The results of a “play census” of Cleveland children taken on June 23, 1913, disturbed Harvard education professor George E. Johnson.
Have you ever asked yourself, "Hmmm, what has Belt written about the history of Cleveland?" Wonder no more! As [...]
The first thing that Ellen Vinson wanted to tell me about her aunt, physicist Melba Phillips, was that Phillips was the only person from Pike County, Indiana, to ever have an obituary in the New York Times.
Aline Kearney was uneasy when she went to bed late on Sept. 1, 1944, in the small east-central Illinois town of Mattoon.
Along the endless row of cookie-cutter homes on Cleveland’s Warren Road, the Marquard House stands as a mute witness to a rich history.
All George Guarnieri was looking for was a liquor license. What he found was the remnants of a Youngstown institution.
Kelly Lynch's roots run along a set of railroad tracks in northeast Indiana. One of his earliest memories is in the cab of Steam Locomotive no. 765 with his father, Dan.
Lurking in the dark corners of Cleveland history: the Dunkleosteus. (From 2015).
One Saturday morning when I was eight, my dad took my brother and me downtown to watch a building get blown up. Thousands of people came out to celebrate the event, as strange as that sounds.
On the night of February 15, 1884, the Avondale dairy farmer Louis Mills saw the glow of fire on the northwest horizon. The waning moon had yet to rise, so the night was otherwise dark and the orange dome foreboding.
Fritz Pollard stepped off a train in Akron, Ohio, on a Sunday morning in October 1919, and caught a taxicab downtown to the United Cigar Store.

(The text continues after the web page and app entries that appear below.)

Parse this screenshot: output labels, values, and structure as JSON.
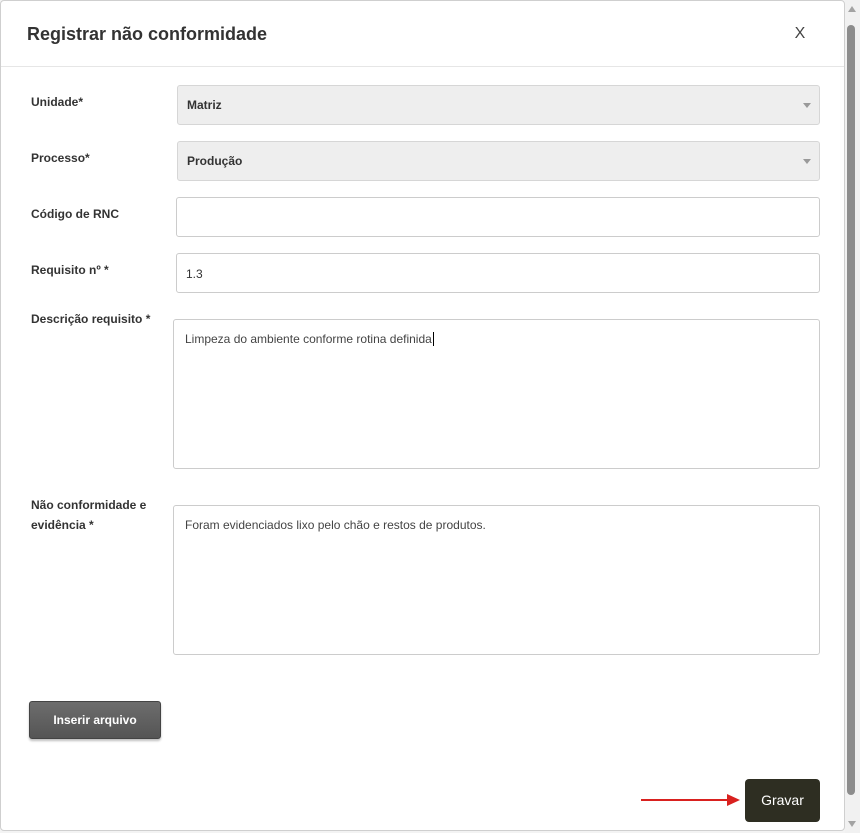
{
  "dialog": {
    "title": "Registrar não conformidade",
    "close_label": "X"
  },
  "form": {
    "unidade": {
      "label": "Unidade",
      "required_mark": "*",
      "value": "Matriz"
    },
    "processo": {
      "label": "Processo",
      "required_mark": "*",
      "value": "Produção"
    },
    "codigo_rnc": {
      "label": "Código de RNC",
      "value": ""
    },
    "requisito": {
      "label": "Requisito nº *",
      "value": "1.3"
    },
    "descricao": {
      "label": "Descrição requisito *",
      "value": "Limpeza do ambiente conforme rotina definida"
    },
    "nao_conformidade": {
      "label_line1": "Não conformidade e",
      "label_line2": "evidência *",
      "value": "Foram evidenciados lixo pelo chão e restos de produtos."
    }
  },
  "buttons": {
    "insert_file": "Inserir arquivo",
    "save": "Gravar"
  },
  "colors": {
    "save_button": "#2e2e22",
    "annotation_arrow": "#d9211f"
  }
}
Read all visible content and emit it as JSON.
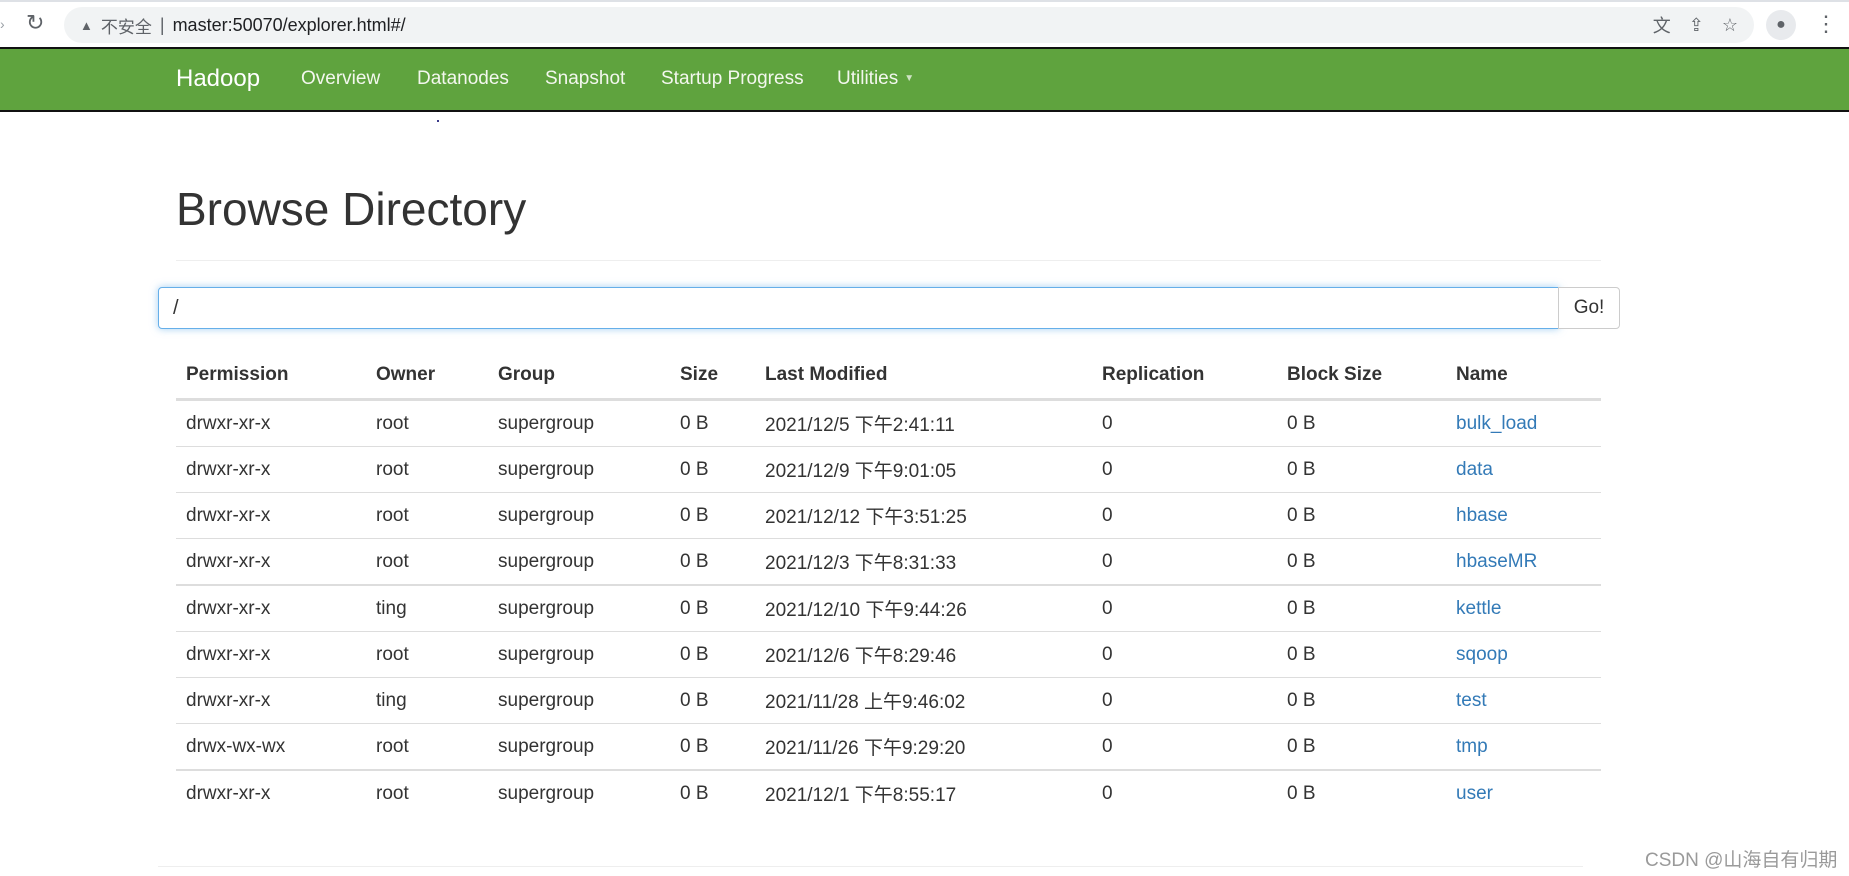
{
  "browser": {
    "security_label": "不安全",
    "url": "master:50070/explorer.html#/",
    "icons": [
      "translate-icon",
      "share-icon",
      "bookmark-star-icon"
    ],
    "reload_icon": "reload-icon",
    "profile_icon": "profile-avatar-icon",
    "menu_icon": "kebab-menu-icon"
  },
  "navbar": {
    "brand": "Hadoop",
    "items": [
      "Overview",
      "Datanodes",
      "Snapshot",
      "Startup Progress",
      "Utilities"
    ],
    "bg_color": "#5fa33e"
  },
  "page": {
    "title": "Browse Directory",
    "path_value": "/",
    "go_label": "Go!"
  },
  "table": {
    "headers": [
      "Permission",
      "Owner",
      "Group",
      "Size",
      "Last Modified",
      "Replication",
      "Block Size",
      "Name"
    ],
    "rows": [
      [
        "drwxr-xr-x",
        "root",
        "supergroup",
        "0 B",
        "2021/12/5 下午2:41:11",
        "0",
        "0 B",
        "bulk_load"
      ],
      [
        "drwxr-xr-x",
        "root",
        "supergroup",
        "0 B",
        "2021/12/9 下午9:01:05",
        "0",
        "0 B",
        "data"
      ],
      [
        "drwxr-xr-x",
        "root",
        "supergroup",
        "0 B",
        "2021/12/12 下午3:51:25",
        "0",
        "0 B",
        "hbase"
      ],
      [
        "drwxr-xr-x",
        "root",
        "supergroup",
        "0 B",
        "2021/12/3 下午8:31:33",
        "0",
        "0 B",
        "hbaseMR"
      ],
      [
        "drwxr-xr-x",
        "ting",
        "supergroup",
        "0 B",
        "2021/12/10 下午9:44:26",
        "0",
        "0 B",
        "kettle"
      ],
      [
        "drwxr-xr-x",
        "root",
        "supergroup",
        "0 B",
        "2021/12/6 下午8:29:46",
        "0",
        "0 B",
        "sqoop"
      ],
      [
        "drwxr-xr-x",
        "ting",
        "supergroup",
        "0 B",
        "2021/11/28 上午9:46:02",
        "0",
        "0 B",
        "test"
      ],
      [
        "drwx-wx-wx",
        "root",
        "supergroup",
        "0 B",
        "2021/11/26 下午9:29:20",
        "0",
        "0 B",
        "tmp"
      ],
      [
        "drwxr-xr-x",
        "root",
        "supergroup",
        "0 B",
        "2021/12/1 下午8:55:17",
        "0",
        "0 B",
        "user"
      ]
    ],
    "link_color": "#337ab7"
  },
  "watermark": "CSDN @山海自有归期"
}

Jim Traficant hadn’t won an election in more than a decade. He hadn’t won a football game in more than 50 years. Since his release from prison in 2009, after serving seven years on federal corruption charges,